After that I decided to sing again, but after I did I felt mild pain on the right side of my neck followed by a wet feeling, like maybe a bunch of mucus was dripping down, on the right side of my neck, and my speaking voice became hoarse afterwards for about 1 day. So I decided to do total vocal rest for about a week.
Now when I sing I don't feel pain, and my voice doesn't sound hoarse or raspy, but it sounds much more thin and nasal and less full than before, and doesn't have the ring or resonance it had before, also I don't really have much vibrato compared to before. So I have decided to try to rest it as much as possible and then try again later, and possibly go back for another appointment. The ENT said I never had any nodules or pre-nodules, just swelling/edema, and that it had improved dramatically. Since she said that I still had some very minor swelling at my last appointment, I was wondering if the change in my voice could be from minor residual swelling that will hopefully go away, or if you think that I may have done permanent damage to my singing voice. I only had an edema and never pre-nodules or nodules, and I know many people have gone on to recover their singing voice completely from nodules, but I am concerned at how long it took the swelling to go down and how slow the healing process was, and that there was still some minor swelling at my last appointment, and then problems when I sang. I was wondering what you thought about permanent damage and what you would recommend that I do?
Melissa Kim M.S., CCC-SLP replies...
Vocal fold edema, or swelling, does not cause permanent damage to your vocal folds. I am unclear, though, as to the cause of the swelling. Did your physician offer any explanations as to what potential contributing factors might be? Common causes of chronic vocal fold swelling include voice overuse/ misuse, smoking, acid reflux, and allergy/ infection.

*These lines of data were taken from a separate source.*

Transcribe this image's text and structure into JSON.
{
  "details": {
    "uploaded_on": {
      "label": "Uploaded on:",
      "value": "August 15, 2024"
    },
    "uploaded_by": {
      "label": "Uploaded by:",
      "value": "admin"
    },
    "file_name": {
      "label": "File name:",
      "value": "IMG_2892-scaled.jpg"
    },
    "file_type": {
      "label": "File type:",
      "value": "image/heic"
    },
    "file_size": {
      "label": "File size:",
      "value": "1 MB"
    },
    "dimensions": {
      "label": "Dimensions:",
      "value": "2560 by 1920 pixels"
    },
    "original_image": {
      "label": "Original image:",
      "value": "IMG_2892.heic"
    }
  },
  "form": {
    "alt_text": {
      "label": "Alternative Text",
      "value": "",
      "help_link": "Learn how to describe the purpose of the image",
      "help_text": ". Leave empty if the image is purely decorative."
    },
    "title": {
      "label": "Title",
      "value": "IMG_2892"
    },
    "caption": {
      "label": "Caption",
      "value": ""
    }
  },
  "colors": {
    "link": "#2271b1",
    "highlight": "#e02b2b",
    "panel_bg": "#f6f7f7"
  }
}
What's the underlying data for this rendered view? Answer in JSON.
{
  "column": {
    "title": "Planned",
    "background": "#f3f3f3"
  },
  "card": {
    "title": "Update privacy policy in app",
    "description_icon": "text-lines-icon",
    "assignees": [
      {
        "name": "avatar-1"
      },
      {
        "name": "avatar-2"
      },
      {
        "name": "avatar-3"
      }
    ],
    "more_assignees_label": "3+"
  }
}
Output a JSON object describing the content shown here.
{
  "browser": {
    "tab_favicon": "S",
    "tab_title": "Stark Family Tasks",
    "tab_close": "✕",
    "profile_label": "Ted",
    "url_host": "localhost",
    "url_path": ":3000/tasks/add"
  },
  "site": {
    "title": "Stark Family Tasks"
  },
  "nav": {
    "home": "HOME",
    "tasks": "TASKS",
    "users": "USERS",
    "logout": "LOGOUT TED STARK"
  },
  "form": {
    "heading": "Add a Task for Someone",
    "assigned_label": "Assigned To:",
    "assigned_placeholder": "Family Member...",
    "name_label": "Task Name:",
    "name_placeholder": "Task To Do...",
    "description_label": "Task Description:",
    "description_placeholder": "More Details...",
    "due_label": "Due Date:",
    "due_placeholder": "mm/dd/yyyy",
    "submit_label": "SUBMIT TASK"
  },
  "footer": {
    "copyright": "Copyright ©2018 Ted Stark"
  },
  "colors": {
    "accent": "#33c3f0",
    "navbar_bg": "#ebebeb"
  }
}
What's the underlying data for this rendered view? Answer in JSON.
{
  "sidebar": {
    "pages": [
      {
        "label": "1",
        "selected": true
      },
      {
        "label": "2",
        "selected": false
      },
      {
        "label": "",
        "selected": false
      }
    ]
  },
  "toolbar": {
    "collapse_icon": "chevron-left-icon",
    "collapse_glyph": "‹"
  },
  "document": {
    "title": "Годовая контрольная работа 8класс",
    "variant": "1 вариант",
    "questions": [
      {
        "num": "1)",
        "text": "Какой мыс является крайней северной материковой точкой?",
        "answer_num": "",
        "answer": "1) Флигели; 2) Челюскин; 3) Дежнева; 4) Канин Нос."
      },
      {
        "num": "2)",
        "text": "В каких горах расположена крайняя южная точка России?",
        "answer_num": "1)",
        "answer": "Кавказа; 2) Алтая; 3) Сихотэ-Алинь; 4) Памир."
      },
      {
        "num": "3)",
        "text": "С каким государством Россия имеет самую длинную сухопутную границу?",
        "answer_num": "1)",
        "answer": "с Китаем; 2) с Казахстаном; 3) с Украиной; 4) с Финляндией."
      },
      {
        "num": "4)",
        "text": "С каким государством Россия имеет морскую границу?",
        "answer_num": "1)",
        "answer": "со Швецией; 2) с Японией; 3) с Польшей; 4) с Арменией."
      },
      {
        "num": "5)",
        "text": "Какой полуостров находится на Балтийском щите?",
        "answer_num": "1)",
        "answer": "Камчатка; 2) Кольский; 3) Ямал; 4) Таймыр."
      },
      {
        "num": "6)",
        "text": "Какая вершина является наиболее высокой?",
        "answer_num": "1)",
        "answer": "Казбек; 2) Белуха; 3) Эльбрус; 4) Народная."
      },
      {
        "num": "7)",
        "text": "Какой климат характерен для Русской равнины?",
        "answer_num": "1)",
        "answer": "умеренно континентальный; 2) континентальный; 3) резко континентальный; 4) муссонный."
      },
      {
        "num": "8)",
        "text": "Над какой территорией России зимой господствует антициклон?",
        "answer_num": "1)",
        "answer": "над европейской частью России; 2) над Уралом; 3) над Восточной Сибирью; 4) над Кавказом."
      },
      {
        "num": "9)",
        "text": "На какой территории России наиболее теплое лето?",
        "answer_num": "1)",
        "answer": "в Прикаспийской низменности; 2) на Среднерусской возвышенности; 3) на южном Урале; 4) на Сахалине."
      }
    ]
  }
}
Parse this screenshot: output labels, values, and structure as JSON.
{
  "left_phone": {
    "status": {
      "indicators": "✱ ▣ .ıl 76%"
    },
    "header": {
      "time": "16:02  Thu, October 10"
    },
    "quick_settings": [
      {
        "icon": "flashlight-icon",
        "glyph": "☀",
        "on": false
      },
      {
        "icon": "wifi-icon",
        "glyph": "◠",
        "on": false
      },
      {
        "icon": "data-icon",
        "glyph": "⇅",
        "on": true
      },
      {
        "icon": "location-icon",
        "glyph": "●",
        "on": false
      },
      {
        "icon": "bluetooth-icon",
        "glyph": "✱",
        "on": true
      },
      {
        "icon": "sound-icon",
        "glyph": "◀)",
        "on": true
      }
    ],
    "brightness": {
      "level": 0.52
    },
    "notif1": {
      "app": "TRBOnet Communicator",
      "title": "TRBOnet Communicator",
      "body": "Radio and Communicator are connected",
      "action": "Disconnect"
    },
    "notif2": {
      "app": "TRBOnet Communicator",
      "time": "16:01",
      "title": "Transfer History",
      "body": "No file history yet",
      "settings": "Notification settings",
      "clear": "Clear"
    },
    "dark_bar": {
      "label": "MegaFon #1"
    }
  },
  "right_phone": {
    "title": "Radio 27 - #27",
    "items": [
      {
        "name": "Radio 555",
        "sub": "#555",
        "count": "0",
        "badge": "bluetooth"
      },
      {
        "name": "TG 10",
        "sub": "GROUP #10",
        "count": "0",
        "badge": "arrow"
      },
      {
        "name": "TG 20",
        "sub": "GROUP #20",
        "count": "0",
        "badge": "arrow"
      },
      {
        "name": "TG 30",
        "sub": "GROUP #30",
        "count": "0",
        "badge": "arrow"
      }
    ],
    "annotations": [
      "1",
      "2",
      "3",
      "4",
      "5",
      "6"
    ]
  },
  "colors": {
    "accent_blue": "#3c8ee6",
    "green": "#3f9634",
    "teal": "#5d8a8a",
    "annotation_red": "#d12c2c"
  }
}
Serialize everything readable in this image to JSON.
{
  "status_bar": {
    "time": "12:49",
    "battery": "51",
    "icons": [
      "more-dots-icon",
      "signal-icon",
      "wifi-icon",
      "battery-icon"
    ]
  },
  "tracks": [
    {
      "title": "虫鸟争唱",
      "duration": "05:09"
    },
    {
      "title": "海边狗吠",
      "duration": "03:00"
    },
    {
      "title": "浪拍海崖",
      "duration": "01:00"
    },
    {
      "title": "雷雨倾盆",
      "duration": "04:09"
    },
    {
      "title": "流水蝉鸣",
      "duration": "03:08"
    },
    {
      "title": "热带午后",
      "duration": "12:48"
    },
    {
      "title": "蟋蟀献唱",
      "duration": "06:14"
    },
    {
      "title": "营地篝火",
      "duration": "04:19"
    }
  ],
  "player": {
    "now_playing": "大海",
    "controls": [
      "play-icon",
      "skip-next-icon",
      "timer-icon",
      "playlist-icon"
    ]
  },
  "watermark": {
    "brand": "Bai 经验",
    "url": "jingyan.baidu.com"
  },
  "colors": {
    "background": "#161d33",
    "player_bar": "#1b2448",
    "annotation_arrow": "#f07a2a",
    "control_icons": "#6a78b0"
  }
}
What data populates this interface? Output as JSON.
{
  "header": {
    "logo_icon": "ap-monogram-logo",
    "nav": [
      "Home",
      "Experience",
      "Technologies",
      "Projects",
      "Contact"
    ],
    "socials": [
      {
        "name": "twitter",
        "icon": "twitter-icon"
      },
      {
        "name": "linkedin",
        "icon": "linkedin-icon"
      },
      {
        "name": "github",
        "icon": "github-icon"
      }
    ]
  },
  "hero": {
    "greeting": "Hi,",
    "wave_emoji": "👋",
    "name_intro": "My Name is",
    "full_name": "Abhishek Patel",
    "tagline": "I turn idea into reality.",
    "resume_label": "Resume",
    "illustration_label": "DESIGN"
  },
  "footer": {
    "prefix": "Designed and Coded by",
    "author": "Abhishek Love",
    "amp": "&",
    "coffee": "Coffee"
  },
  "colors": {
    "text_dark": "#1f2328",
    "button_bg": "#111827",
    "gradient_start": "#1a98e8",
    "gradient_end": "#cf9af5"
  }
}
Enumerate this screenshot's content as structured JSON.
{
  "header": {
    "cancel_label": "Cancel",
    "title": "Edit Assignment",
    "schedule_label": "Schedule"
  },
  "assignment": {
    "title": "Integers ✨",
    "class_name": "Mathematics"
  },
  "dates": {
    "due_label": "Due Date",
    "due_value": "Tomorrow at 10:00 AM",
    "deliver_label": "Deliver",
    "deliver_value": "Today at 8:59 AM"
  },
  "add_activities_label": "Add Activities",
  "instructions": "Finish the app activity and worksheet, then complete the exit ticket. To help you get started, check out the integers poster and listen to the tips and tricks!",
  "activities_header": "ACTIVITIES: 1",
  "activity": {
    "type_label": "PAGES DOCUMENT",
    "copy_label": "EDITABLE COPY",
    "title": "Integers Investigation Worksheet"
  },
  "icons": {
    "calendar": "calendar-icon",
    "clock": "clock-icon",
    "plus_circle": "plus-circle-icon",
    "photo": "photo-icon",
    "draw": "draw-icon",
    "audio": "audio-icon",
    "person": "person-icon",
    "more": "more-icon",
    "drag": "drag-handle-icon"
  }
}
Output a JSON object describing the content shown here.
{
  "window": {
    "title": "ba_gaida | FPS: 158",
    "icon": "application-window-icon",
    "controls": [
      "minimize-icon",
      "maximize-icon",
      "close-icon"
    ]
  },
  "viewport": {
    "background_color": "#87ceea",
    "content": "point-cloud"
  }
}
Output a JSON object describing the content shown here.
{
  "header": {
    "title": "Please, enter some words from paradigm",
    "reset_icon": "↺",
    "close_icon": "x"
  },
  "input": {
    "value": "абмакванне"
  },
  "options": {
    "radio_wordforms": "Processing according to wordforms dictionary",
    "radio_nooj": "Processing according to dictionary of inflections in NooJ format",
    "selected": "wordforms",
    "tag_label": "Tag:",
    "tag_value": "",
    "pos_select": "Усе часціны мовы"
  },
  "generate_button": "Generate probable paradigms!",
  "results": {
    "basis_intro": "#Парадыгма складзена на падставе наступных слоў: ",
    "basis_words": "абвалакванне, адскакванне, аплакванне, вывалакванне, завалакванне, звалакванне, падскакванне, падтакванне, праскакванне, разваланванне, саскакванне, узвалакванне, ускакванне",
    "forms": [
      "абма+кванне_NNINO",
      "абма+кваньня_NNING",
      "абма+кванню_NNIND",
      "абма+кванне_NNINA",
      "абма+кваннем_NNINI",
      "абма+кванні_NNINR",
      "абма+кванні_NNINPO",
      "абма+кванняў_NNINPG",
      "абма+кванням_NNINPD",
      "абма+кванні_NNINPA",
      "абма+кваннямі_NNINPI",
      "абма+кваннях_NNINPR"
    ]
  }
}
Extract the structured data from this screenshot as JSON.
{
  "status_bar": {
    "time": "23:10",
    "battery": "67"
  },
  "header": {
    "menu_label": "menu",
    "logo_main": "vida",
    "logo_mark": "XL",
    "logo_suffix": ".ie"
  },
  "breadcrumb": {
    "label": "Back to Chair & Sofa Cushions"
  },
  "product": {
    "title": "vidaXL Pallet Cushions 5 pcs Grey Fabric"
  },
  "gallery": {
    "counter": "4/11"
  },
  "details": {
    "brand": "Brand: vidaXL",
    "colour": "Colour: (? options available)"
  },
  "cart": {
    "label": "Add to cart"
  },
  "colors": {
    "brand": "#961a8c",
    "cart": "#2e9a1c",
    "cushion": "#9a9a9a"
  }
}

Treating the cause of the swelling would certainly make sense as a first step.
Best of luck to you!